According to the New York Times, Brexit is defined as “A portmanteau of the words Britain and exit, Brexit caught on as shorthand for the proposal that Britain split from the European Union and change its relationship to the bloc on trade, security and migration.” To summarize, Brexit is the act of Britain leaving the European Union due to three main issues: economics, immigration, and identity.

Let’s start with some background. You may ask what even is the European Union? The European Union is a group of 28 European countries that are tied together by economic and political partnership. This political aspect led the way for the use of the euro, which is the currency used in 19 EU countries, and allows citizens in the EU to travel and subside across European borders without a passport. The EU chooses its own parliament and makes decisions around things like trade, transportation, and environmental policies. So why would Britain want to leave the EU?

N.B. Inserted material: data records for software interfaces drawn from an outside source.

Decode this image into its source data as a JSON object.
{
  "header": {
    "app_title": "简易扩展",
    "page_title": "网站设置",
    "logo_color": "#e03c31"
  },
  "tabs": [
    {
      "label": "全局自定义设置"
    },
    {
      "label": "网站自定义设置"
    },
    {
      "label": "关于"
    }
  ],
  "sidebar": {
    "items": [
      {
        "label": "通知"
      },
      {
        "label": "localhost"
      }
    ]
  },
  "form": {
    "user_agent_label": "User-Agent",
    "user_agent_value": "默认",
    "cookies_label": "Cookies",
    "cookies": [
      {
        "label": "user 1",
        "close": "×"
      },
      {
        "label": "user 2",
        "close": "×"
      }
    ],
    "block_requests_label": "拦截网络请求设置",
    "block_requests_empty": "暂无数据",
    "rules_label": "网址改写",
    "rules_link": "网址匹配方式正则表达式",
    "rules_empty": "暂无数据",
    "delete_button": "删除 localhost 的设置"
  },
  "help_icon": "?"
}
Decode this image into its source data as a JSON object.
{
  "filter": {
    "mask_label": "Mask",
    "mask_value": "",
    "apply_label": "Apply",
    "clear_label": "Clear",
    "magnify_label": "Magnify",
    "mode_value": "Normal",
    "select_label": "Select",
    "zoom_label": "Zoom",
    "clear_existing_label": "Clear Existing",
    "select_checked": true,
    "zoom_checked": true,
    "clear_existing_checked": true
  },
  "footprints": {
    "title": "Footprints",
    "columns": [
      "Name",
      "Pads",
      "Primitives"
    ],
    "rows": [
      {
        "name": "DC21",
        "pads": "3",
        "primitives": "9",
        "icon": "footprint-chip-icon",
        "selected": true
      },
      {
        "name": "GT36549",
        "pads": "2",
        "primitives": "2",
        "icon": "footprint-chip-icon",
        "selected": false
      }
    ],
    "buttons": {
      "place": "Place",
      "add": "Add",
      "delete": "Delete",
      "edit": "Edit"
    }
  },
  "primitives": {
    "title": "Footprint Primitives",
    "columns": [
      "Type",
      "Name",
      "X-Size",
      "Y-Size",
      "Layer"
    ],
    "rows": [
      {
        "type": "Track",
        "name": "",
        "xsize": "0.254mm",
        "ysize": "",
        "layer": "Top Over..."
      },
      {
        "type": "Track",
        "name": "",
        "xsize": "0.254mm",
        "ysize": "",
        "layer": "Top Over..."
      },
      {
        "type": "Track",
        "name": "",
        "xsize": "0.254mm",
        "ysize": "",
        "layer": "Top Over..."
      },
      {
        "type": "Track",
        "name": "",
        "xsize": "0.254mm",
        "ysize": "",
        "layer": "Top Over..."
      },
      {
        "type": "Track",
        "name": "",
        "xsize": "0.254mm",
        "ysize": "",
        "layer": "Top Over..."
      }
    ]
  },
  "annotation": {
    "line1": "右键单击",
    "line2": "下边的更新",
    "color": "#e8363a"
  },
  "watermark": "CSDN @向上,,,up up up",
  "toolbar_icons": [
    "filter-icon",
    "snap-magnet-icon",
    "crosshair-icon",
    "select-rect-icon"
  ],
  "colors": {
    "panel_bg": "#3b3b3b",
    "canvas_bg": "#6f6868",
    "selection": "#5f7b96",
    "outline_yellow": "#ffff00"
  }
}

Stated earlier, the three main issues are economics, immigration, and identity. The economics issue consists of the UK sending money to Brussels, the headquarters of the EU. This money gets redistributed to various other states across Europe. The people of the UK who want to leave the EU believe these “membership fees” are too high, and that if the UK exits the EU, these fees can be used to benefit the UK rather than the EU. The immigration controversy is similar. Basically, any citizen of a country belonging to the EU can relocate and work in the UK without needing a separate work visa. Many people agree that this is good for the economy, but others complain that non UK citizens are coming in and using up scare public resources. The last main issue is the identity aspect. People in the UK don’t generally see themselves as European. The UK doesn’t even use the same currency as most of the EU. Since the UK is a member state, it must abide by various EU policies, some of which are ridiculous. That is why the UK wants out. 

There of course are downsides to Britain leaving the EU. One, the process takes years, and Britain has already had trouble doing it. It caused two former prime ministers, David Cameron and Theresa May, to resign 2015 and 2019, respectively. It could also cause some serious economic problems because the EU is Britain’s biggest trading partner. There, of course ,would be immigration issues because it could mean that some British immigrants could lose their right to continue living and working in the UK, leading to deportation. Also, Britain would need to worry about passports and residency rules. Lastly there also is the threat of Brexit causing a breakup of the UK. 

However, as of Jan 31, 2020, the UK is independent. They have cut all ties with the EU and Britain will now begin an 11-month transition period in which it continues to follow the EU’s rules and regulations, but is no longer part of political institutions. Now, Great Britain will have to wait and see if the trade deal will be ratified.